We’ve known for awhile that Illinois’ fiscal situation is a disaster. Now we know just how badly we’re doing compared with other states: Last week, the Pew Center on the States named Illinois one of the 10 most financially troubled states in the nation. The report, "Beyond California: States in Fiscal Peril,"compared California (which recently had to make payments to state vendors with IOUs) with the rest of the states. Illinois, with a projected budget deficit of $13.2 billion for FY2010, ranked fourth worst in the nation. Authors of the report cited state leaders "lack of fiscal discipline to balance its state budget" as the main reason for the ranking.

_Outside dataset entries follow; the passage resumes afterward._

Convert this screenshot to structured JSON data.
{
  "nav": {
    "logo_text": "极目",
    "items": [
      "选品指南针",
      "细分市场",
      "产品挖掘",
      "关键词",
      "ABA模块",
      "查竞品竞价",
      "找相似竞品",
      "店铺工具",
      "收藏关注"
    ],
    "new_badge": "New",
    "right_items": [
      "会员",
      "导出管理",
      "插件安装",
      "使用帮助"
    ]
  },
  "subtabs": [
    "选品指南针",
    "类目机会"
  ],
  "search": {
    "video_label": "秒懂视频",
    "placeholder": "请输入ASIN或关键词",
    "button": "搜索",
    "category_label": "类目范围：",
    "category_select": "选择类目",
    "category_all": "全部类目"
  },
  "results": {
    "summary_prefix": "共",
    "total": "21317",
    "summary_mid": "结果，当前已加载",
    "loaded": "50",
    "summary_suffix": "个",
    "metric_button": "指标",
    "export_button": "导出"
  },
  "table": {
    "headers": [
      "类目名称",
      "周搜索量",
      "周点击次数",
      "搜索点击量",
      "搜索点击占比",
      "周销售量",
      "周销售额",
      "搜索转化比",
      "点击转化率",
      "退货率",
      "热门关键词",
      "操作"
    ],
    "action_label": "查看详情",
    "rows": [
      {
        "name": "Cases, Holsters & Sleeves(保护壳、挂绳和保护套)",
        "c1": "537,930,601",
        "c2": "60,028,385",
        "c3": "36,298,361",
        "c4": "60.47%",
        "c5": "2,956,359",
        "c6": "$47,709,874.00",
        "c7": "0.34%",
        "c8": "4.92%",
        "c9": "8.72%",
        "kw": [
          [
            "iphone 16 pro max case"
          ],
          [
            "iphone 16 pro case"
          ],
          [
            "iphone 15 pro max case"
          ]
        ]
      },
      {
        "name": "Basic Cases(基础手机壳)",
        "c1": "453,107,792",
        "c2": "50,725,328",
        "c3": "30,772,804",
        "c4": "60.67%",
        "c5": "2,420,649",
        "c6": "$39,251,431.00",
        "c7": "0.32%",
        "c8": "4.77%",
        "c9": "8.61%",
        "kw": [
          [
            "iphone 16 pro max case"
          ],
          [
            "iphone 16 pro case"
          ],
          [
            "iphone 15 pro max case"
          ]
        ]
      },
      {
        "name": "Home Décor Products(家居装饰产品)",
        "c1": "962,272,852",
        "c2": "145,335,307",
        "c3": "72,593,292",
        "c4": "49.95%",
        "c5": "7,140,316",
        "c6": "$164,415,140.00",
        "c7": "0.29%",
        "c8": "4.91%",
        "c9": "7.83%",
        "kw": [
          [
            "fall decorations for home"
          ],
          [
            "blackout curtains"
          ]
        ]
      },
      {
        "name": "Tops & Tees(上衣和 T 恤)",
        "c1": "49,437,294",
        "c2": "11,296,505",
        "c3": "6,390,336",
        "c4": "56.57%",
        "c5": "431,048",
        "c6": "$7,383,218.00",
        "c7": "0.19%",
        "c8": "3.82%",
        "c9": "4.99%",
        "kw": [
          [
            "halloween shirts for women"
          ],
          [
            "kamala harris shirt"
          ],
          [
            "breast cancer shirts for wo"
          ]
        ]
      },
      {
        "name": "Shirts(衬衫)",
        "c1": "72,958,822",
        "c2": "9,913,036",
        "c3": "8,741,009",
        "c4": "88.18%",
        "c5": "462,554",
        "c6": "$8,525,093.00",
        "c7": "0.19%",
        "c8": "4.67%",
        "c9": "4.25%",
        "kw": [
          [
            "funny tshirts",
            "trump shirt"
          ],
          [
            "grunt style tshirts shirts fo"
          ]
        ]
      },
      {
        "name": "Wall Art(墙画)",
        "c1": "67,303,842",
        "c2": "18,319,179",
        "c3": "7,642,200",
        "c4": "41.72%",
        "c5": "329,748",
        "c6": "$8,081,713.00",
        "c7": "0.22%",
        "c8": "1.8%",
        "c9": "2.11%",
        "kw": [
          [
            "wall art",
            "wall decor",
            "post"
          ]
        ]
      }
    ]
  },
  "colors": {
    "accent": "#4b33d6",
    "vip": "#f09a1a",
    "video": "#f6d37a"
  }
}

The State Doesn’t Pay Its Bills
Essentially the state has run a deficit every year since 2001, dodging the constitutionally required balanced budget by delaying payments from one fiscal year to the next to Medicaid vendors, such as doctors, pharmacists and small business owners that provide social services. This practice is actually legal under Section 25 of the state finance act. Right now, Illinois owes about $3.5 billionto those vendors. Add that to the routine practice of putting off required state pension payments, a debt that stands at $70 billion, and it’s easy to see how the state finds itself in this mess. So while California hands out IOU's, Illinois just doesn’t pay its bills. In the past, when the state pushed off “just” a few billion in bills to the next year, it was easier to mask. It’s harder to push off $13 billion, especially when revenues are down. To further complicate matters, the state routinely takes out loans to pay the backlog. We’re only five months into the fiscal year, and Illinois already has borrowed $2.25 billion. That loan must be repaid by June 30, along with $45.4 million in interest payments. It’s unclear where the state will get the money to repay the loan.
No Plan to Fix the Problem
Last March, Gov. Quinn proposed several budget reforms to help get us out of this mess, including raising the income tax, changing pension benefits for new employees, and cost cutting. That proposal never gained traction in the General Assembly. The Illinois Senate passed HB 174, which would have raised the income tax and expanded the sales tax to services, but that bill didn't move in the House. At this point, the deficit is so large neither proposal would close the gap. We just came out of a fall veto session where no revenue or spending changes were addressed. Most likely, legislators will deal with the budget mess after the February primary, but then any changes will only take affect for a few months of the fiscal year, not nearly enough time to gather enough revenues or cost savings to close the gap.
Some argue the state can simply cut its way out of the mess, but that’s almost impossible. The deficit equals half of the general fund budget. Cutting that budget in half would mean eliminating all state support for K-12, higher education, and social services. Also, the state is legally required to provide services for those who qualify for Medicaid and unemployment insurance, which increases with the unemployment rate.
It Affects Us All
When the state doesn’t pay its vendors on time, those small business have to lay off employees. Progress Illinois reports almost 2,000 people have been laid off because of the budget mess, the ramifications rippling throughout the economy. The state’s poor fiscal practices also have caused its credit rating to drop, meaning higher interest payments on loans and bonds. When the state has gigantic revenue problems, it doesn’t send required payments to universities, Southern Illinois hasn’t received a state payment since July.
The fiscal situation affects us all. We all pay taxes. We all drive on roads or ride public transit. We all want police protection and good local schools.
State finances are broken and have been for some time. Leaders need to examine the state’s spending and revenue practices and get rid of what’s not working now. Waiting until after the primary means three more months of inaction on the worst budget situation in decades.